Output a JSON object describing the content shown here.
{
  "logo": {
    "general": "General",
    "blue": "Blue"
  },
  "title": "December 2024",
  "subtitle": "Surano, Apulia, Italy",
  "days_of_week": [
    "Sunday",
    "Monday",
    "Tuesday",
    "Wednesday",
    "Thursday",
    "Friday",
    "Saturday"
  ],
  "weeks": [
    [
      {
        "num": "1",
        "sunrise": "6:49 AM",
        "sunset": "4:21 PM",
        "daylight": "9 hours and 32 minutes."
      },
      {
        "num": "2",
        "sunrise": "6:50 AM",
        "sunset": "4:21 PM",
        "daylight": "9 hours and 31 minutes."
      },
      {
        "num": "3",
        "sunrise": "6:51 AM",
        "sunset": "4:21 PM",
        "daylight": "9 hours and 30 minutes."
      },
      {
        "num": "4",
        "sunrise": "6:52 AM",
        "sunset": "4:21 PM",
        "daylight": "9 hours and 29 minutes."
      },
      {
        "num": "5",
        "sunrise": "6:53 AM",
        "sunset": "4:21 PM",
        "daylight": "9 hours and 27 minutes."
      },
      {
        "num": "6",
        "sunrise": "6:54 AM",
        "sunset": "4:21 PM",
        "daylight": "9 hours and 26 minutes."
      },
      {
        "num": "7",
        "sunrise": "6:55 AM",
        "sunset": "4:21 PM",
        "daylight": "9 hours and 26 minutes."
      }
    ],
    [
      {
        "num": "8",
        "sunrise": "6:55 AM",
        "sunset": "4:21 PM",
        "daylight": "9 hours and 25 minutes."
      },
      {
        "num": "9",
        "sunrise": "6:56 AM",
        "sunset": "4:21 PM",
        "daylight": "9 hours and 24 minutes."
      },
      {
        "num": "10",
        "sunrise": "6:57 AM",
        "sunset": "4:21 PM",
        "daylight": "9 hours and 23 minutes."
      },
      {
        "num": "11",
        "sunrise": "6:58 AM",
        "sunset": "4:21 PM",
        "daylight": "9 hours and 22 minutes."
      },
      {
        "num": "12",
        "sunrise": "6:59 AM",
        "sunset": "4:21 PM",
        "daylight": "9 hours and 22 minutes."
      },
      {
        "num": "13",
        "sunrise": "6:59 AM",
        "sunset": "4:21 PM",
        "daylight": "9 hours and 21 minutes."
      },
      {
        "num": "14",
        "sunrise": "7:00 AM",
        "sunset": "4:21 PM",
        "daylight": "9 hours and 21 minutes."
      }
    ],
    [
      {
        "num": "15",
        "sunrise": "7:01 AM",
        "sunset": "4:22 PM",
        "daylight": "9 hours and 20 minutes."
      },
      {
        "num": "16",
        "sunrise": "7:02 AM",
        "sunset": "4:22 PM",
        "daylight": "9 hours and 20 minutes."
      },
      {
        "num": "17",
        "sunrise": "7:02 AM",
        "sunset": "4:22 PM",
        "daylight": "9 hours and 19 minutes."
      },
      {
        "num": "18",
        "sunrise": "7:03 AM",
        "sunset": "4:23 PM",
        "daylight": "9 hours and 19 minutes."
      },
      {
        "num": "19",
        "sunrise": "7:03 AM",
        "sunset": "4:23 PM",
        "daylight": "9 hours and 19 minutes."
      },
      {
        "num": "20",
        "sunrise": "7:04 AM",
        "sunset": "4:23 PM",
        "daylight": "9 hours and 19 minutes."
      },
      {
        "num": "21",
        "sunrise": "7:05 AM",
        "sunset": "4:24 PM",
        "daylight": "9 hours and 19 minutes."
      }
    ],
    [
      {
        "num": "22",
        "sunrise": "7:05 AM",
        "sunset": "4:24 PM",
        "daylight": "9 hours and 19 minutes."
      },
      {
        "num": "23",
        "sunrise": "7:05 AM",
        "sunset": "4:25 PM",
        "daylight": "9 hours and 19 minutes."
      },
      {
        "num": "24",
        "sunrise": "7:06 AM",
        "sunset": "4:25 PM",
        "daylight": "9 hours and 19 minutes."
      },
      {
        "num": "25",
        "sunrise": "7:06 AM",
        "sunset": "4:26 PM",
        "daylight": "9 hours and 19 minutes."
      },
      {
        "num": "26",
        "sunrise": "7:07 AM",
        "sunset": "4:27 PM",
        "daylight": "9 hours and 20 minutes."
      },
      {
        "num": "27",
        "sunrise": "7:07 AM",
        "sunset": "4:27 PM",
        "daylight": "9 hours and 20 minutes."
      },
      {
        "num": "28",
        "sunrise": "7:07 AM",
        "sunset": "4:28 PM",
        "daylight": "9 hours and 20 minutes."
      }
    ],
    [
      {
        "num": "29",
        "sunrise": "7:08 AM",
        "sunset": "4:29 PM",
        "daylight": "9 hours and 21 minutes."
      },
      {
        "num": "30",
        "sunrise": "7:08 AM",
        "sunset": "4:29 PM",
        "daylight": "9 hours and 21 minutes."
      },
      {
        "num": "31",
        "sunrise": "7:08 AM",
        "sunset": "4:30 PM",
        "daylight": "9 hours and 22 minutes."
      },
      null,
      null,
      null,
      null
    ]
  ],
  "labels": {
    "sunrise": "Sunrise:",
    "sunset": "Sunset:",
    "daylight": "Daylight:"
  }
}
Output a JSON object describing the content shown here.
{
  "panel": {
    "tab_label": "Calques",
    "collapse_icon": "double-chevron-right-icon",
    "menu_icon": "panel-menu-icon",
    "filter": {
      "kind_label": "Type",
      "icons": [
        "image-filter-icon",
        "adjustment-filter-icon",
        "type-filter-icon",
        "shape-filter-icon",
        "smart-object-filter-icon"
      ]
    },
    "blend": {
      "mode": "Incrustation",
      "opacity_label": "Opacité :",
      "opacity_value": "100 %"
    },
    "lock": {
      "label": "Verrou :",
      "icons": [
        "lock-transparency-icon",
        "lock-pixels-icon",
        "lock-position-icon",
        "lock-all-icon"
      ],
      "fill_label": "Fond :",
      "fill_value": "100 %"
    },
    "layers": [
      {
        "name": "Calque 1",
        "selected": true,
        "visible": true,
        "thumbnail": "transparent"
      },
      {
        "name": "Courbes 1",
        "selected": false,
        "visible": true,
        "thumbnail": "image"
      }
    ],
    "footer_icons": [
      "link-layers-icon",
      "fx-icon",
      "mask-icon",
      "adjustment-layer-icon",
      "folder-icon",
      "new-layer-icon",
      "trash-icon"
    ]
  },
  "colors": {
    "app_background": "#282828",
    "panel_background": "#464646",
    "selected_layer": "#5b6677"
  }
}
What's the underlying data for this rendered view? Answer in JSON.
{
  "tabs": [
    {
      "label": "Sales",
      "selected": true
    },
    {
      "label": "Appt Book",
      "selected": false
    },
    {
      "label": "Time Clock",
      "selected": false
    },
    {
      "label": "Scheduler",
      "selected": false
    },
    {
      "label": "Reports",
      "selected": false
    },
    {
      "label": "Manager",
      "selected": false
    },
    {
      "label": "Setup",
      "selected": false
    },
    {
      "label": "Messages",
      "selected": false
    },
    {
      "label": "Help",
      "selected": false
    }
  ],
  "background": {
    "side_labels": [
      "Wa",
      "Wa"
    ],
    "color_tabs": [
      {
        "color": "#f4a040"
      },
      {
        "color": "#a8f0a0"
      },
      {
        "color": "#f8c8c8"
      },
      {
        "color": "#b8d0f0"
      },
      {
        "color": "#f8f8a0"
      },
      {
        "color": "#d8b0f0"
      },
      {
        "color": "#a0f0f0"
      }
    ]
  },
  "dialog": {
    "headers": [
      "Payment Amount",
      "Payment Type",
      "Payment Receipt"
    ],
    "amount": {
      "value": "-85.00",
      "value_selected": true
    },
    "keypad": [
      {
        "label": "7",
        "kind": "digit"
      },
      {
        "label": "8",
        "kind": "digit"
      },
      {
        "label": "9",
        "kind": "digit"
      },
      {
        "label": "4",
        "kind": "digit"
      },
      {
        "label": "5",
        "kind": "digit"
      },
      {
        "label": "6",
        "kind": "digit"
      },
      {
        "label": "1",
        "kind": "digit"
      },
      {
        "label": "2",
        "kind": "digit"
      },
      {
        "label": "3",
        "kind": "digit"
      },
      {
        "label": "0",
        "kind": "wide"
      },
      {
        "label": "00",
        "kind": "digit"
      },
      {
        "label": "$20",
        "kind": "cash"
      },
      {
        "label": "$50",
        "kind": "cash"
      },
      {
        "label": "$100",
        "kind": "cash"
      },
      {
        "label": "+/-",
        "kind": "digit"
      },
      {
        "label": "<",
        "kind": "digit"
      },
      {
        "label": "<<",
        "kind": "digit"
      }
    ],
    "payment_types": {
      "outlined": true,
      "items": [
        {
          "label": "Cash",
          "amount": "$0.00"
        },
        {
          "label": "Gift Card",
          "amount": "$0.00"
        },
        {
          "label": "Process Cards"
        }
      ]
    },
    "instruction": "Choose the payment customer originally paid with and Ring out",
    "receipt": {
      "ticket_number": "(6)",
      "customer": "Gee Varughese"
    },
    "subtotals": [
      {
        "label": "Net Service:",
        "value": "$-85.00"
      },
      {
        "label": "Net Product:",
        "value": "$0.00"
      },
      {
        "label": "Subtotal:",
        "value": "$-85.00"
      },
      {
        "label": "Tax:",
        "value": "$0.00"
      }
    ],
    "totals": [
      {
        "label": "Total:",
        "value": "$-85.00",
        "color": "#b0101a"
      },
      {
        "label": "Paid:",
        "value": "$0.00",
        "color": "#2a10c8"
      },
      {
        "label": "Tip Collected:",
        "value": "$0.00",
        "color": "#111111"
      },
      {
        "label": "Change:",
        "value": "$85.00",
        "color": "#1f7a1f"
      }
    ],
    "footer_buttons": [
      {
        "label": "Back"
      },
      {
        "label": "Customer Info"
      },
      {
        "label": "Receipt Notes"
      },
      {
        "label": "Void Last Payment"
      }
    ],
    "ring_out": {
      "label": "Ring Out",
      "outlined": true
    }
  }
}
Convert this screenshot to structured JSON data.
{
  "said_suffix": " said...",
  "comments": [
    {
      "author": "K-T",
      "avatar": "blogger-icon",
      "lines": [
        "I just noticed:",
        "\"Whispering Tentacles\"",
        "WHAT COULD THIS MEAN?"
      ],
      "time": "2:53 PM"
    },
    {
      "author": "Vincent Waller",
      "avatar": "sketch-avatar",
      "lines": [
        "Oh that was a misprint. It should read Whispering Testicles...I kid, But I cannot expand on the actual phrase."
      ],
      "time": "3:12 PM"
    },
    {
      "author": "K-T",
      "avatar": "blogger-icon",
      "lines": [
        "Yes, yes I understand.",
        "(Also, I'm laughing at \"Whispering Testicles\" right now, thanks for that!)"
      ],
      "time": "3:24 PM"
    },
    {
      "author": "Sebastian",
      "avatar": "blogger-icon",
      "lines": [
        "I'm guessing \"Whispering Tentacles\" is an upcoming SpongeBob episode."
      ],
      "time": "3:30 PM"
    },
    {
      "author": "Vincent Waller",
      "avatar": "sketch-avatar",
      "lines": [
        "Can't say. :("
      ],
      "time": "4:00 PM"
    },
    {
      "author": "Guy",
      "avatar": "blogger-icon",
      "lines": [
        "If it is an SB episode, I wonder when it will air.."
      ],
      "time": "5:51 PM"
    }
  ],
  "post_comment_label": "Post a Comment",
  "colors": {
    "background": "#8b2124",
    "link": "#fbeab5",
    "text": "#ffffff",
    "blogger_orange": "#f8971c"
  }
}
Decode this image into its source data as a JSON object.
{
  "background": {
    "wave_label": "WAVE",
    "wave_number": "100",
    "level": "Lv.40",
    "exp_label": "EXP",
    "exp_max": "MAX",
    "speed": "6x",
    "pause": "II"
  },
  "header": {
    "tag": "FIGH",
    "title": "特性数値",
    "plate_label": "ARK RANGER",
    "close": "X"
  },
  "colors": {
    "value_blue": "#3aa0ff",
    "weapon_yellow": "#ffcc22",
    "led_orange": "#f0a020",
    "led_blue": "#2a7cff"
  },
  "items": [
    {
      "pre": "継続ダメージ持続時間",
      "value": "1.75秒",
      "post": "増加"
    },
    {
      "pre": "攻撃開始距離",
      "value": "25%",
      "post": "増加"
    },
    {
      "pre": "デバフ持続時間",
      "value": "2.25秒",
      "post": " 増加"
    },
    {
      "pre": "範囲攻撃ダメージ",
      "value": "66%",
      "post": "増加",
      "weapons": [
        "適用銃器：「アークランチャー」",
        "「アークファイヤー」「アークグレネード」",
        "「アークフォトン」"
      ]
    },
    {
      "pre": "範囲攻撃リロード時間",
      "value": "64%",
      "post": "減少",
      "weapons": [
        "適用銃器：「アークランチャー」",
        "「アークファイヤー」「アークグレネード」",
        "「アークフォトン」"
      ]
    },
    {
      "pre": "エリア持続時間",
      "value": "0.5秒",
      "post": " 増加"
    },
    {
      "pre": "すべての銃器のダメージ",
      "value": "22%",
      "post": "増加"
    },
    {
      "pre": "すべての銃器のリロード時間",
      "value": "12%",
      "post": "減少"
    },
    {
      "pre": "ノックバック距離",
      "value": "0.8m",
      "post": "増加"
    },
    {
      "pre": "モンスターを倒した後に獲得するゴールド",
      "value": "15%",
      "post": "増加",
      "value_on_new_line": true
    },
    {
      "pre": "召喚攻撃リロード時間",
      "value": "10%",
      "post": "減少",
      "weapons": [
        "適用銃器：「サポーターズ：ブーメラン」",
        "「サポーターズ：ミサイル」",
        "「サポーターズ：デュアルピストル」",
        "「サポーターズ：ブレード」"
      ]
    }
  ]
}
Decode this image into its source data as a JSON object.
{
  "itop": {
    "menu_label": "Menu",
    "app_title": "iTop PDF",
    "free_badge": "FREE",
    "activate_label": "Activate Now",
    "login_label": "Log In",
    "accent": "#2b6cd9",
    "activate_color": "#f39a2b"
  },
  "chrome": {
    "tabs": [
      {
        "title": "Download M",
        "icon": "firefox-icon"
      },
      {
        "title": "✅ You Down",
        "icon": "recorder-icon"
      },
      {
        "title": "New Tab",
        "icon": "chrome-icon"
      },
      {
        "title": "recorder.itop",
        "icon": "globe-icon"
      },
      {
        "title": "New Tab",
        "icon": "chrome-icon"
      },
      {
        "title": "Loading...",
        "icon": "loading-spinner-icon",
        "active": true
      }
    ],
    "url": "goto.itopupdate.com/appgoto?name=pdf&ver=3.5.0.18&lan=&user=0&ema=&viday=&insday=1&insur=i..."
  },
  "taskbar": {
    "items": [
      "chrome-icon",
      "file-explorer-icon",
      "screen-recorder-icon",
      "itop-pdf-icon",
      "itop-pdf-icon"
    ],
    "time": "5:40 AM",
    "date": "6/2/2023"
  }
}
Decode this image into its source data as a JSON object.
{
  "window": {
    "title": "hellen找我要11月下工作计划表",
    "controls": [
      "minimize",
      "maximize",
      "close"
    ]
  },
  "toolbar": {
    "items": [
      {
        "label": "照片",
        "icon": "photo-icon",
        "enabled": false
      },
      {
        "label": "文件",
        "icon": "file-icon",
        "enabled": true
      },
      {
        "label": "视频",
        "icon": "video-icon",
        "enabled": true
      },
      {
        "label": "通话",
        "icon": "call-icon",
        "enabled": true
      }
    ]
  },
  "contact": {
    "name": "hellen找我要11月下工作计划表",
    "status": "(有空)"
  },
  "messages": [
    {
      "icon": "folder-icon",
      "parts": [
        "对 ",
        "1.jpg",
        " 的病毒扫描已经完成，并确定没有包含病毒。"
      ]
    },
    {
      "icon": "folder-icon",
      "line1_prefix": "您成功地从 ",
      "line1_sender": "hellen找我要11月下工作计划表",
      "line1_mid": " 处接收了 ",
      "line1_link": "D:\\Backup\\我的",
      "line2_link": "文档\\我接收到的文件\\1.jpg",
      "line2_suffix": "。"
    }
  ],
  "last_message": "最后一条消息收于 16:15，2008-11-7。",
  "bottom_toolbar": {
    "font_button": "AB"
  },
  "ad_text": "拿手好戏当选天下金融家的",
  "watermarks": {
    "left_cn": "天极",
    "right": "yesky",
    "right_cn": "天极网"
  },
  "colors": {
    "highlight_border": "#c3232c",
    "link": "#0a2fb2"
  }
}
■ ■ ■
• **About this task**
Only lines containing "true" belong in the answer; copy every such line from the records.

• **Output of the exercise**
        "selected": true,
        "visible": true,
        "visible": true,
      "selected": true
      "value_selected": true
      "outlined": true,
      "outlined": true
      "value_on_new_line": true
        "active": true
        "enabled": true
        "enabled": true
        "enabled": true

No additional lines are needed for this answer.